● Record extracts:
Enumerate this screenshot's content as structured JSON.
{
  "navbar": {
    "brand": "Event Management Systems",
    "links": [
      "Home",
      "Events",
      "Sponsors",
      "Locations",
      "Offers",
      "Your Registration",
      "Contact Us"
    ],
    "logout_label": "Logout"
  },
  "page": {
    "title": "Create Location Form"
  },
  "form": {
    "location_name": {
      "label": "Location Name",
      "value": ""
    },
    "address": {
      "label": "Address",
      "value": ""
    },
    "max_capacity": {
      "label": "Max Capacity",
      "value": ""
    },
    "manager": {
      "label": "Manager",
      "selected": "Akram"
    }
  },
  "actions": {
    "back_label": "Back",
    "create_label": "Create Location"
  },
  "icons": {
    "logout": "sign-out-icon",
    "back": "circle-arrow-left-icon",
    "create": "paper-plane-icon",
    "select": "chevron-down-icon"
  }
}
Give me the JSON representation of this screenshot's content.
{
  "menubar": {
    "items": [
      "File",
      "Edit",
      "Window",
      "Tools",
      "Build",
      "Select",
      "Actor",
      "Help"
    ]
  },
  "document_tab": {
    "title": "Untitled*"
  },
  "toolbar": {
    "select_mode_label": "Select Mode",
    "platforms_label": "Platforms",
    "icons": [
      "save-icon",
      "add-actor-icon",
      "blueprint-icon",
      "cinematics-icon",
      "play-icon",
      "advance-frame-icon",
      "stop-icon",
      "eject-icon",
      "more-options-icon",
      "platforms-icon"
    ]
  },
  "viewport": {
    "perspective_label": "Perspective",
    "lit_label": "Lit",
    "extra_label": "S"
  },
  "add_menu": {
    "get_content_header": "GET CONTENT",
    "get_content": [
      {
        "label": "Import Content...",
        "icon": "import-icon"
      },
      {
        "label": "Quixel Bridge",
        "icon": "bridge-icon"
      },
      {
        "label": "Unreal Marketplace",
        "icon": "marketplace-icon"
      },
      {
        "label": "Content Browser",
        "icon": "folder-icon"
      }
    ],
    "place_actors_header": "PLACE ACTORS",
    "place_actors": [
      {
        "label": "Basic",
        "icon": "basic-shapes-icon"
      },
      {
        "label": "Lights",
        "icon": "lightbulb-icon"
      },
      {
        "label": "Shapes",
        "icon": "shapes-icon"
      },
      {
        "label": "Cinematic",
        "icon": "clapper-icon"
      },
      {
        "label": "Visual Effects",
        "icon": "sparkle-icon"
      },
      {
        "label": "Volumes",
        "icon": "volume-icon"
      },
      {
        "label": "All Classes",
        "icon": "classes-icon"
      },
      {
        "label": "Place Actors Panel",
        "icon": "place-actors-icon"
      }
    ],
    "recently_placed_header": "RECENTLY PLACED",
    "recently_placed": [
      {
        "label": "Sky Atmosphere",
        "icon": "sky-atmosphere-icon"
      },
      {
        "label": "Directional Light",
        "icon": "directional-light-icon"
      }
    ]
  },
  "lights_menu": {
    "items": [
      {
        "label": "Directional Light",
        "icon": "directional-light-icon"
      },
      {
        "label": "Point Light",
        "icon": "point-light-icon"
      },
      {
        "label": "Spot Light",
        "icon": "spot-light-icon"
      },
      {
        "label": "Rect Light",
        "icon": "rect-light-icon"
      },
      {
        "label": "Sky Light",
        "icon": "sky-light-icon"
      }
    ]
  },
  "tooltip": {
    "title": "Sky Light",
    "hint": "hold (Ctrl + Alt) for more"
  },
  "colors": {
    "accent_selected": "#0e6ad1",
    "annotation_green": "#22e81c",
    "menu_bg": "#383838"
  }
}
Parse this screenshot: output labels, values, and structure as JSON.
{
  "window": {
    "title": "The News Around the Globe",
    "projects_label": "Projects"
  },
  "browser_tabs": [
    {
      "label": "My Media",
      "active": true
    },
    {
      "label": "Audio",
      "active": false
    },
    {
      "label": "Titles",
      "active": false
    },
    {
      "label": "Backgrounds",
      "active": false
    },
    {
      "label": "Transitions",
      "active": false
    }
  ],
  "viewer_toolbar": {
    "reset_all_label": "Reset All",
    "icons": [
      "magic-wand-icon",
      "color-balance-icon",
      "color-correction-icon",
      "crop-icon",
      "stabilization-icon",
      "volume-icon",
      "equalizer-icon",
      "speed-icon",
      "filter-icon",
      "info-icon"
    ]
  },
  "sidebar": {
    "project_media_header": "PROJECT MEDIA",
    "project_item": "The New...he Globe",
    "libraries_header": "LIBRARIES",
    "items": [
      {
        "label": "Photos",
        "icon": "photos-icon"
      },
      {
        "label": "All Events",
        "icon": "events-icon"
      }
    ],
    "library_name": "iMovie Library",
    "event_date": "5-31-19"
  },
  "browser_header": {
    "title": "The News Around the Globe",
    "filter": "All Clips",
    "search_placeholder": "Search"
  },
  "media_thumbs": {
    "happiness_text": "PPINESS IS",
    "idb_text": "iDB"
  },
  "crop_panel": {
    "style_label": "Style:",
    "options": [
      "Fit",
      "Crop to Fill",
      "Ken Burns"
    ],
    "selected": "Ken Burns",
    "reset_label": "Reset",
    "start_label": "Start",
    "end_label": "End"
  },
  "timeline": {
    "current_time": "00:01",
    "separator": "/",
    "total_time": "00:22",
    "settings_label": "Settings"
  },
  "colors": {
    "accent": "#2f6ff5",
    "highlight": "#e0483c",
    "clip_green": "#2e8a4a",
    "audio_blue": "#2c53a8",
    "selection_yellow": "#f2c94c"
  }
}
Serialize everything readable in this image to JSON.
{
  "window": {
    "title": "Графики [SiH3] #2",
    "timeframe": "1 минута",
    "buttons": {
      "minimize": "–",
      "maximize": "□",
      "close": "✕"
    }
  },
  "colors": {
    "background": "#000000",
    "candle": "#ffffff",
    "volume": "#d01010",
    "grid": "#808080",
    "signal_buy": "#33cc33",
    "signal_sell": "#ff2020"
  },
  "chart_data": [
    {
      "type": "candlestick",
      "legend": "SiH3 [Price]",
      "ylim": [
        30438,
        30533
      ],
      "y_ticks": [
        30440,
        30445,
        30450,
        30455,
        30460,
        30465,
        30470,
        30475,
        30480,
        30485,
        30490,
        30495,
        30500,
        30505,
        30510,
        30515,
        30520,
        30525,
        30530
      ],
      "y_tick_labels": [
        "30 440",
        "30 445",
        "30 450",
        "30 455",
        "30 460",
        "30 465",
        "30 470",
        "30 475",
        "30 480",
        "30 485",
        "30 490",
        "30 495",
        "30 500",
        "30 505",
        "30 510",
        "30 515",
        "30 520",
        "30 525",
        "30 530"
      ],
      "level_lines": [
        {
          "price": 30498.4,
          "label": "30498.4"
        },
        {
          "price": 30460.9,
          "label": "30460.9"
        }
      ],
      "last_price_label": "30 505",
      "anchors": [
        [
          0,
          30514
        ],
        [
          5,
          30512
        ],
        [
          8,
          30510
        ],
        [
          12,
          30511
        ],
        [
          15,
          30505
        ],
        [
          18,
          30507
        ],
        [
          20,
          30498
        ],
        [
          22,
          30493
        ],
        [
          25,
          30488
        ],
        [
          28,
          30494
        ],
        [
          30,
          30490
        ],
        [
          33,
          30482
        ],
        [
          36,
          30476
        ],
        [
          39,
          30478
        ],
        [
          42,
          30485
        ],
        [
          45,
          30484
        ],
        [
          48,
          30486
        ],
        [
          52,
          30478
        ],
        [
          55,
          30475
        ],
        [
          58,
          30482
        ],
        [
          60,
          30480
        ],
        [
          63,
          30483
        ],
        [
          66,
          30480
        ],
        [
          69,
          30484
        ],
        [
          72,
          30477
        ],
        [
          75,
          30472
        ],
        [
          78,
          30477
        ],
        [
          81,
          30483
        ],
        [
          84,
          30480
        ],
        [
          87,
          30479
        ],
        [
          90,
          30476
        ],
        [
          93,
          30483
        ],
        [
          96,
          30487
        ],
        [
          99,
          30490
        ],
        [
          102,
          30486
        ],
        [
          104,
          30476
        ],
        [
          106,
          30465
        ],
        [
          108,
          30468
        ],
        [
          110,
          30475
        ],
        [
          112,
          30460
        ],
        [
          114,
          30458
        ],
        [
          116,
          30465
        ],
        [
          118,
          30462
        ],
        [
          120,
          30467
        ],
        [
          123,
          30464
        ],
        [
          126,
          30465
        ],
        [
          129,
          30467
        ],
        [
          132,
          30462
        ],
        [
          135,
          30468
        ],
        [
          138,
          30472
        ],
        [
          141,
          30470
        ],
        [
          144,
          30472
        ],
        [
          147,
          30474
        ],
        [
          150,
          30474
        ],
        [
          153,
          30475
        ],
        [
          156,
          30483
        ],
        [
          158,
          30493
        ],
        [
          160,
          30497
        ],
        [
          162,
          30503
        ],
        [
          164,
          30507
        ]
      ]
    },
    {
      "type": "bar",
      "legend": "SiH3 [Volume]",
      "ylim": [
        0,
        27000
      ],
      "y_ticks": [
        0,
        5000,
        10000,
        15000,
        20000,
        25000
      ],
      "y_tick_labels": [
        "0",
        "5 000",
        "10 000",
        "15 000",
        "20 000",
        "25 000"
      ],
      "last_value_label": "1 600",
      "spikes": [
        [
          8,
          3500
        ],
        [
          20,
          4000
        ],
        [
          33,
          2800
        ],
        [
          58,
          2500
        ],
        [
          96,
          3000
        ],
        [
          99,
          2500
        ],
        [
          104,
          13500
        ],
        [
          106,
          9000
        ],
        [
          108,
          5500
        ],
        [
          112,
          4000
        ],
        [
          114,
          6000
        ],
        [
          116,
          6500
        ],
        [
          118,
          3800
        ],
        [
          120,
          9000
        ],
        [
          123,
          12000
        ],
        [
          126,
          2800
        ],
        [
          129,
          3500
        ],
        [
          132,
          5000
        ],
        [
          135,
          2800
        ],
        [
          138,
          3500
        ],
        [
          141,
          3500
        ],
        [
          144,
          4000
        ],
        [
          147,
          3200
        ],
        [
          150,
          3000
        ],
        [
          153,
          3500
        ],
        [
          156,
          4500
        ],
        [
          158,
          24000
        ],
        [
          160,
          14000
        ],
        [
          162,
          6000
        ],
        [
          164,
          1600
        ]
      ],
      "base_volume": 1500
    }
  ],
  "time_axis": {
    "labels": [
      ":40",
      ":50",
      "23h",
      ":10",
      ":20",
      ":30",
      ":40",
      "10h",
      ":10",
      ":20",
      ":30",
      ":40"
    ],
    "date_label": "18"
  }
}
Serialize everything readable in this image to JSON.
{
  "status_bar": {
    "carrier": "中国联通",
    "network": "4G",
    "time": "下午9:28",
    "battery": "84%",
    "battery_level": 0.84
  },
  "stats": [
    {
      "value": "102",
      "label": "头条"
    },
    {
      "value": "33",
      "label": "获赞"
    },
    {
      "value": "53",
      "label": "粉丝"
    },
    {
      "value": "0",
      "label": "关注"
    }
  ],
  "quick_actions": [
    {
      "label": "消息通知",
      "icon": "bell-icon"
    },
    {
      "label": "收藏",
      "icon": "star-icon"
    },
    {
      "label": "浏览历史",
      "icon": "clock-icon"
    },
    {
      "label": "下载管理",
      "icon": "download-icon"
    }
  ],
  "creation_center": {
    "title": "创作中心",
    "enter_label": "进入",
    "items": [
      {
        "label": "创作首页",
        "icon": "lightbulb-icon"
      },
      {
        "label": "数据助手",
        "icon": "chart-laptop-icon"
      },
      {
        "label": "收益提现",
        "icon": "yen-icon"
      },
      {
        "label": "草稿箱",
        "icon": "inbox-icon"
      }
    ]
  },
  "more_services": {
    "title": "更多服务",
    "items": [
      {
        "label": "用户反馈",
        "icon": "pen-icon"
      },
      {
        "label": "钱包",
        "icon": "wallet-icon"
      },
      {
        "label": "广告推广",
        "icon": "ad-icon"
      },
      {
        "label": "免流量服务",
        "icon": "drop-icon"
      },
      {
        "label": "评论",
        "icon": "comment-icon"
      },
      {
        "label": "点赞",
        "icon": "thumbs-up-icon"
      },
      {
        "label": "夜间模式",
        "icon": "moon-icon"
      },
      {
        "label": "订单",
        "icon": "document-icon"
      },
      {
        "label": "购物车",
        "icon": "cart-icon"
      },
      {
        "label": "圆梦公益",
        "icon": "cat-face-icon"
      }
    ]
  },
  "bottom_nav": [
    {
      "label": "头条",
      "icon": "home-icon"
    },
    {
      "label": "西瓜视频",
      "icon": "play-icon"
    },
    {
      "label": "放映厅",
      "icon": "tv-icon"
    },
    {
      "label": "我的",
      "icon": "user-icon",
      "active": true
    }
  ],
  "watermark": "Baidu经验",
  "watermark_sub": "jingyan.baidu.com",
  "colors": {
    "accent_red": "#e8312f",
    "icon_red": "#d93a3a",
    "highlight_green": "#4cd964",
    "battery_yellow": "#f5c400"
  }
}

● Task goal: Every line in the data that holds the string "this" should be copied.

● Worked solution:
Enumerate this screenshot's content as structured JSON.
Give me the JSON representation of this screenshot's content.
Parse this screenshot: output labels, values, and structure as JSON.
Serialize everything readable in this image to JSON.
Serialize everything readable in this image to JSON.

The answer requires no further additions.